Top of AVAILABLE RECORDS
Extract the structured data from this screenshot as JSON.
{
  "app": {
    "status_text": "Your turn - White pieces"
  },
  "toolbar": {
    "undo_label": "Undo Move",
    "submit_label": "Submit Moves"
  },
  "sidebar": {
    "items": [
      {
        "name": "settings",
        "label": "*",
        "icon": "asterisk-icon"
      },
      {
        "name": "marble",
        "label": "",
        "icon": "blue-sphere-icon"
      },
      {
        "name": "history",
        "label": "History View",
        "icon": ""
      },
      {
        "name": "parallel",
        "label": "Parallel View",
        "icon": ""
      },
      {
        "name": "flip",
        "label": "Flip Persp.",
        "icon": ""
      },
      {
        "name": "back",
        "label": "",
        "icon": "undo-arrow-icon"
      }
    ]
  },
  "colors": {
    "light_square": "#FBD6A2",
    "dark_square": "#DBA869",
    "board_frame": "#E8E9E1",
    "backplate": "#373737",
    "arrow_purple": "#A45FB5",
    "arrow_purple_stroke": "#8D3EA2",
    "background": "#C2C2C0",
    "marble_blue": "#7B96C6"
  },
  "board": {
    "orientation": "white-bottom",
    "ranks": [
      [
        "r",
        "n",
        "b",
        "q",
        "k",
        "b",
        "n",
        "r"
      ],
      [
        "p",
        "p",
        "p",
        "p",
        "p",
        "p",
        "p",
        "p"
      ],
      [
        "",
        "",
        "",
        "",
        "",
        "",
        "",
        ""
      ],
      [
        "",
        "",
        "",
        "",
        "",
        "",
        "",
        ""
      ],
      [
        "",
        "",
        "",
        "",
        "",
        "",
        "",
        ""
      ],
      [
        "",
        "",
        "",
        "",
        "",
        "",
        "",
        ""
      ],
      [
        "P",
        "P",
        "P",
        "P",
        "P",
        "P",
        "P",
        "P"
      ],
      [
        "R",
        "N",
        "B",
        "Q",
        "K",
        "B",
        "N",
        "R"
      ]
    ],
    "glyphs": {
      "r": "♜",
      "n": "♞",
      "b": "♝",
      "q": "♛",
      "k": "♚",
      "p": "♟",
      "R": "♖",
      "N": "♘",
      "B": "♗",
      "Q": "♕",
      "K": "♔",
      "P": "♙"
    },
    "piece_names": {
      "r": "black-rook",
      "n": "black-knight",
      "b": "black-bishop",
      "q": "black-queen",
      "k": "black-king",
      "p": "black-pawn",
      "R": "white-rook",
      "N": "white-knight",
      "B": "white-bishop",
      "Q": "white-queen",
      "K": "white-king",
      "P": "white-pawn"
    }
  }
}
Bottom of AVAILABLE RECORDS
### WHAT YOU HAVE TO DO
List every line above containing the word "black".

### EXPECTED OUTPUT
      "r": "black-rook",
      "n": "black-knight",
      "b": "black-bishop",
      "q": "black-queen",
      "k": "black-king",
      "p": "black-pawn",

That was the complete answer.